Our History: 1993

Growth in both staff and students continued at Whitireia in 1993, a year which also saw the birth of full-time creative writing and publishing programmes

Whitireia Porirua Staff 1996

Whitireia Porirua Staff in the early nineties, with Turoa Royal front row centre, flanked by Deirdre Dale and Val Collins.

Artists in residence

As part of its emphasis on cultural art practice, the art department at Whitireia played host to two artists in residence in 1993, both from Ireland. Sculptor Marian O'Donnell arrived first, followed by painter Hugh McCormick. With the assistance of students, Marian O'Donnell built a stone sculpture called Ceide Beag ('small place of assembly') outside the Visual Arts department, creating a European counterpart to the marae space already there, and the Pacific-styled file that would be built the following year. The earthwork adopted the shape of a type of 2000-year-old Celtic jewellery, rendered large on the landscape in hard Plimmerton stone, and united with the earth by having its sloping edges sown in lawn grass. Bronze pieces on the steps leading to Ceide Beag were the work of Visual Arts students, each reflecting their culture. On one of them, students Whare McColl Baxter and James Harcourt combined their respective Māori and Celtic inspired imagery.

Marian Odonnell opening 1993Opening of Marian O'Donnell's Ceide Beag, attended by arts staff and students, Turoa Royal, Deirdre Dale, Ihakara Arthur and others

In the news

Polytechnic offers full and part-time study
Kapi Mana 19.01.1993

Continuing with education at Whitireia Community Polytechnic this year can involve study on a wide range of short part-time courses or the possibility of full or part-time study towards a longer nationally recognised certificate.

For 1993 the programme of short courses specifically for women has been expanded (appropriately for Women's Suffrage Year). Looking Ahead is a course for women thinking about their future. The course includes assessing skills, organising time, setting goals, improving study skills, becoming familiar with computers, further education and voluntary work. Other courses for women include Creativity and Challenge, a course combining art and outdoor pursuits with Plimmerton artist Val Griffith-Jones; Videotaping Skills for Women, with filmmaker Gaylene Preston; Women's Lives, a writing/reading course with Frances Cherry; as well as other alternatives such as Computer Confidence for Women.

New full-time study opportunities this year include the museum/gallery foundation course focusing on the care and presentation of local taonga or artefacts; and a publishing course in conjunction with Daphne Brasell Press Associates. 

Assembled in stone
The Dominion 11.03.1993

Back in Ireland in the weeks preceding St Patrick's Day, sculptor Marian O'Donnell would have been roped in to help design and build the floats that are a feature of every village parade. Artist in residence at Porirua's Whitireia Community Polytechnic, Ms O'Donnell has been engaged in a very different work, a Ceide Beag (small place of assembly), an earthwork construction modelled on ancient field systems discovered in her home county Mayo.

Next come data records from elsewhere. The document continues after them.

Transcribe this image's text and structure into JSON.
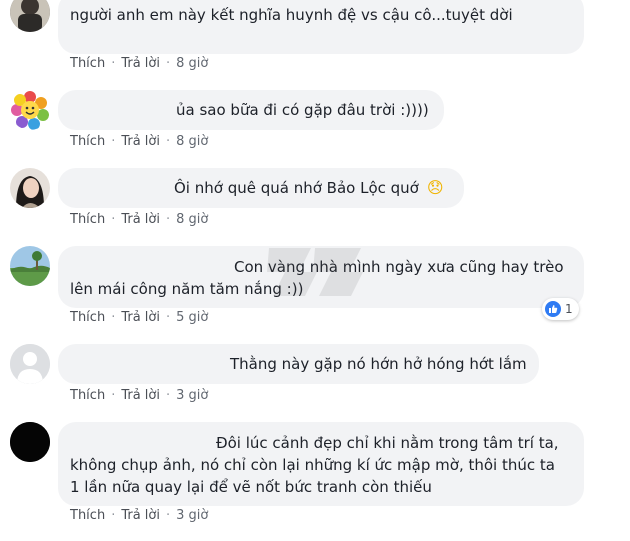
{
  "comments": [
    {
      "text": "người anh em này kết nghĩa huynh đệ vs cậu cô...tuyệt dời",
      "like": "Thích",
      "reply": "Trả lời",
      "dot": "·",
      "time": "8 giờ"
    },
    {
      "text": "ủa sao bữa đi có gặp đâu trời :))))",
      "like": "Thích",
      "reply": "Trả lời",
      "dot": "·",
      "time": "8 giờ"
    },
    {
      "text": "Ôi nhớ quê quá nhớ Bảo Lộc quớ",
      "emoji": "😞",
      "like": "Thích",
      "reply": "Trả lời",
      "dot": "·",
      "time": "8 giờ"
    },
    {
      "text": "Con vàng nhà mình ngày xưa cũng hay trèo lên mái công năm tăm nắng :))",
      "like": "Thích",
      "reply": "Trả lời",
      "dot": "·",
      "time": "5 giờ",
      "reaction_count": "1"
    },
    {
      "text": "Thằng này gặp nó hớn hở hóng hớt lắm",
      "like": "Thích",
      "reply": "Trả lời",
      "dot": "·",
      "time": "3 giờ"
    },
    {
      "text": "Đôi lúc cảnh đẹp chỉ khi nằm trong tâm trí ta, không chụp ảnh, nó chỉ còn lại những kí ức mập mờ, thôi thúc ta 1 lần nữa quay lại để vẽ nốt bức tranh còn thiếu",
      "like": "Thích",
      "reply": "Trả lời",
      "dot": "·",
      "time": "3 giờ"
    }
  ],
  "colors": {
    "bubble": "#f2f3f5",
    "like_blue": "#2f7bf3",
    "meta": "#616770"
  },
  "icons": {
    "reaction": "like-icon"
  }
}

The basic image of the Whitireia quadrangle piece is of a 2000-year-old type of Celtic jewellery. The structure is pierced together with hard Plimmerton stone. To unite with the surroundings, the sloping circumference will be sown in the lawn; the design of bronze pieces above facing steps will reflect the culture of the local polytechnic students.

Marian O'Donnell at Whitireia 1993

Marian O'Donnell working on the earthwork at the Whitireia art department, 1993

Irish artist in residence
Evening Post 05.07.1993, by Georgina Bailey, Porirua reporter

A man who describes himself as one of Ireland's major artists has arrived at Porirua's Whitireia Community Polytechnic. Hugh McCormick, 49, is one of two Irish artists in residence who will be at the community polytechnic this year.

McCormick will look at the possibility of affiliation between the polytechnic and the Galway Regional Technical Colleges. Arts programme manager Anne Philbin said this could result in student exchanges by 1994. This would allow students of Celtic origins to study close to Connemara, where Gaelic is the first language.

McCormick and artist Marian O'Donnell, who arrives next month, have been brought to Whitireia to assist the School of Arts' Origins programme. Ms Philbin said the programme focused on authentic Māori, Samoan and Gaelic language studies. 

Culinary skills tested and proven
Kapi Mana 12.10.1993

The taste of victory at the Montana Culinary Arts Festival is still sweet for three Whitireia Community Polytechnic students. It was the first time the local polytechnic had entered the festival's student team of the year competition and only a couple of points separated the locals from Hutt Valley Polytech's winning team. Whitireia programme manager Selwyn Thomson said he knew Tim Sisarich, Barton Bromley and James Rangihaeata would do well and was thrilled with the end result.

There were 26 Whitireia students taking part in different festival events. Whitireia, which sent a smaller team to last year's event, won a total of 22 medals through team and individual efforts.